▸ **Task requirements**
Which lines have the string "What"? Copy all of them from the entries below.

▸ **The data**
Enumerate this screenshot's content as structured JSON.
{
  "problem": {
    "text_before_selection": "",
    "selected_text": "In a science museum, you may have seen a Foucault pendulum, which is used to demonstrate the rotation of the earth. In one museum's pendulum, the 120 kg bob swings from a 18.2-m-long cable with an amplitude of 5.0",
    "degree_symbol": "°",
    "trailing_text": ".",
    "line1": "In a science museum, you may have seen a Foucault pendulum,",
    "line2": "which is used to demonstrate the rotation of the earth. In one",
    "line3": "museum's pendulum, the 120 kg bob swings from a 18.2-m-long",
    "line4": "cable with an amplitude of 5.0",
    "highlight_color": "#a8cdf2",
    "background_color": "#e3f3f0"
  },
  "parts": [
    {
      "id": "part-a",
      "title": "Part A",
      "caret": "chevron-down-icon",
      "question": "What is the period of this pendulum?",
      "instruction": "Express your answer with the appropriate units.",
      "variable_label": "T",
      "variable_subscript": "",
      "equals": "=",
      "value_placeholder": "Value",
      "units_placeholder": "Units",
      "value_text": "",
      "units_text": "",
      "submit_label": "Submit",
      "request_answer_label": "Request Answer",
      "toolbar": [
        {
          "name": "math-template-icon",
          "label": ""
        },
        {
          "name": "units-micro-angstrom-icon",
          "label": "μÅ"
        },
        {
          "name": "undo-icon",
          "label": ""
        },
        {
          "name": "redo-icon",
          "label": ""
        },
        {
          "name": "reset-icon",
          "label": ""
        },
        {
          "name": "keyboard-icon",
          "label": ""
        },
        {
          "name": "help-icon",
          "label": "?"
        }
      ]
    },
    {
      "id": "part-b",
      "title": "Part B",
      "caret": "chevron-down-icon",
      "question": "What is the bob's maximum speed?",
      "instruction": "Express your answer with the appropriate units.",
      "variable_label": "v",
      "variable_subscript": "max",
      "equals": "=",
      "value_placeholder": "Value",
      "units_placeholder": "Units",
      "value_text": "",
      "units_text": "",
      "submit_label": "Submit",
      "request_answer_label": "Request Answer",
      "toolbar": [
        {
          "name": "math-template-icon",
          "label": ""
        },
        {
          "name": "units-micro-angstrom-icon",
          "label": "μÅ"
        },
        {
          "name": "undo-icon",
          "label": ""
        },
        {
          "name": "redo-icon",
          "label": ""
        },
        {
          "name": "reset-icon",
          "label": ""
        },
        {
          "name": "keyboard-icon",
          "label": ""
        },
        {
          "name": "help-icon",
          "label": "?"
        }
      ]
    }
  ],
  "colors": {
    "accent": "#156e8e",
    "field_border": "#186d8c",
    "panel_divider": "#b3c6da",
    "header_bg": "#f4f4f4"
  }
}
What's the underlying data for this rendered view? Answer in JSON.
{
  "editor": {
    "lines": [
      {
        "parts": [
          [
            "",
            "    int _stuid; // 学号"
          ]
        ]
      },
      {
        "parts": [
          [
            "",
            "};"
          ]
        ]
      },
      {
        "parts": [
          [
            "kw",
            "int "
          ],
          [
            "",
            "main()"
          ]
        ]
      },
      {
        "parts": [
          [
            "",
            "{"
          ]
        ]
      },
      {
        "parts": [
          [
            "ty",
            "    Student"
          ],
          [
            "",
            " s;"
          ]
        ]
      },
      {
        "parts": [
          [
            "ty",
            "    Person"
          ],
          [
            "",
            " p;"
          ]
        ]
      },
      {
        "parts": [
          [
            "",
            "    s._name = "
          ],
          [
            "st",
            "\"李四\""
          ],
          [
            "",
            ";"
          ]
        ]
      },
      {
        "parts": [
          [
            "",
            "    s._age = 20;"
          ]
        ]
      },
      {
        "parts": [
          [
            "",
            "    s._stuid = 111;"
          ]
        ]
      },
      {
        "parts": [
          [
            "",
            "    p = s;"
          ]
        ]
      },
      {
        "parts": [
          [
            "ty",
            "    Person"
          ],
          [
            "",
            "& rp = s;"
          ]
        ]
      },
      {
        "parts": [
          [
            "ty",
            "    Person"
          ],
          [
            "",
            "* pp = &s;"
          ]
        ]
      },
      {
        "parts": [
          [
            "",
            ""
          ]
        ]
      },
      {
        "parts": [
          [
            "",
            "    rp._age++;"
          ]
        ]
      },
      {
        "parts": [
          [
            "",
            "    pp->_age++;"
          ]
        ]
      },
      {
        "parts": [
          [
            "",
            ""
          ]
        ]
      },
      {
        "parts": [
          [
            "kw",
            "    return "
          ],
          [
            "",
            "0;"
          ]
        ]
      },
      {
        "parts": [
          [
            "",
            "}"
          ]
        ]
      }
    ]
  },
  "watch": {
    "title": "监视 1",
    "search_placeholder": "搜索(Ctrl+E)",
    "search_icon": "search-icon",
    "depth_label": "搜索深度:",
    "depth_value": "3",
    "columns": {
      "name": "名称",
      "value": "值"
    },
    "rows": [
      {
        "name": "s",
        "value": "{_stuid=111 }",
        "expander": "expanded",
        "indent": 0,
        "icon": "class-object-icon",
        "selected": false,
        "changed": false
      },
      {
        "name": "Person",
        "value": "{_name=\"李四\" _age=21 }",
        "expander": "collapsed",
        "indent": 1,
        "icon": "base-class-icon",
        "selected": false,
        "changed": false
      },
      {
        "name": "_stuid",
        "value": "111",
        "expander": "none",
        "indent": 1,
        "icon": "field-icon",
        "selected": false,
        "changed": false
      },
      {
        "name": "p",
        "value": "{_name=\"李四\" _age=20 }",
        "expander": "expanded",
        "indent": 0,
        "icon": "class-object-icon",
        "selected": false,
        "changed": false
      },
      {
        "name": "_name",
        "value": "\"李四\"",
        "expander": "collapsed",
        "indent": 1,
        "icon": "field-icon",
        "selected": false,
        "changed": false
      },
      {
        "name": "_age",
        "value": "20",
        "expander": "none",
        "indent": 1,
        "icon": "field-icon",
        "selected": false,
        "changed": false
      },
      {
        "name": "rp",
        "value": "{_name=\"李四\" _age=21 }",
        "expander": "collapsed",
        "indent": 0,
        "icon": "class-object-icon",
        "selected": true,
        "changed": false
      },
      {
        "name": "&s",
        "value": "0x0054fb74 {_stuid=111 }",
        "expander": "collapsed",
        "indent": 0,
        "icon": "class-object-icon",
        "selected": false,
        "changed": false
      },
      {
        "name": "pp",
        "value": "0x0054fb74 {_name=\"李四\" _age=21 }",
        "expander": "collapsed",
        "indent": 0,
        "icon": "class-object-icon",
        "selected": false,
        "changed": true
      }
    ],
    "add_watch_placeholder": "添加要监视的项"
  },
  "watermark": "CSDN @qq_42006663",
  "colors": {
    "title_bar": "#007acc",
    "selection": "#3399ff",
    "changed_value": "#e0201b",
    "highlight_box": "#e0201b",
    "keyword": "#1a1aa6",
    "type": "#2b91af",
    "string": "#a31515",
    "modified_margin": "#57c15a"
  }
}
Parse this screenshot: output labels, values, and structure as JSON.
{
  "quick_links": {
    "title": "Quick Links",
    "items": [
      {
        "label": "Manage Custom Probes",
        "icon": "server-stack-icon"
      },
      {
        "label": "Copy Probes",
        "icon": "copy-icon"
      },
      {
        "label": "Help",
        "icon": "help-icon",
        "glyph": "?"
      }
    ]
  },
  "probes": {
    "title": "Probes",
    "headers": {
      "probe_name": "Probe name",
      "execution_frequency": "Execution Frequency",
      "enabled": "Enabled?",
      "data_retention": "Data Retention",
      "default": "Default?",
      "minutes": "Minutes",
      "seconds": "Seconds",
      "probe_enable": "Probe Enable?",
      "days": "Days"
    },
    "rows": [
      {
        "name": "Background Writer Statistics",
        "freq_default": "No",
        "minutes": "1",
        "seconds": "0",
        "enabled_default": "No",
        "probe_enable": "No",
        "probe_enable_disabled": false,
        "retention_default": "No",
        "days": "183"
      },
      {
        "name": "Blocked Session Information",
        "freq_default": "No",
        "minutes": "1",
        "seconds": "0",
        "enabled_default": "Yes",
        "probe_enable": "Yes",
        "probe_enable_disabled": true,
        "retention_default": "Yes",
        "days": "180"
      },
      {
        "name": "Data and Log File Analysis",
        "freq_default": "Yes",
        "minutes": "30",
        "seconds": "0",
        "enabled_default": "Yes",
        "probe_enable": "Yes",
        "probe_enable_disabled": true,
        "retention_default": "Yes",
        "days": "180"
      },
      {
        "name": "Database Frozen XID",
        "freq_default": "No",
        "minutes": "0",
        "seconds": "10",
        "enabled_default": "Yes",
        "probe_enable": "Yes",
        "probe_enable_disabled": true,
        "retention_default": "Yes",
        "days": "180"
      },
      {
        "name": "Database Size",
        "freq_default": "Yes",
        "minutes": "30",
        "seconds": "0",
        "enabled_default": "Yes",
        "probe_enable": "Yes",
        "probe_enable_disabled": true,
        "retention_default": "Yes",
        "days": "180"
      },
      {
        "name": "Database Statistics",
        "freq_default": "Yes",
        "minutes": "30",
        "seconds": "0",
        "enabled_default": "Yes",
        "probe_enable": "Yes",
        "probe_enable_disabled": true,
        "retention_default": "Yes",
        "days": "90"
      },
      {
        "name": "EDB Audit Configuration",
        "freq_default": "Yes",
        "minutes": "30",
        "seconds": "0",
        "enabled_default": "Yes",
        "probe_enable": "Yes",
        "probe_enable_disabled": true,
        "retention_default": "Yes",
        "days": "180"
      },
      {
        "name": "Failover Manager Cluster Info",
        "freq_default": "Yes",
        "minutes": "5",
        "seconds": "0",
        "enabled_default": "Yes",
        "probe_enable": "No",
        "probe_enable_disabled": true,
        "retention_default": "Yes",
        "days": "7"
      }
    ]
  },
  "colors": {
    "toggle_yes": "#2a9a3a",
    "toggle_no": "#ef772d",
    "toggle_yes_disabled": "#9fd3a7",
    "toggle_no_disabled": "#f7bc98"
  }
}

▸ **The answer**
      "question": "What is the period of this pendulum?",
      "question": "What is the bob's maximum speed?",
What's the underlying data for this rendered view? Answer in JSON.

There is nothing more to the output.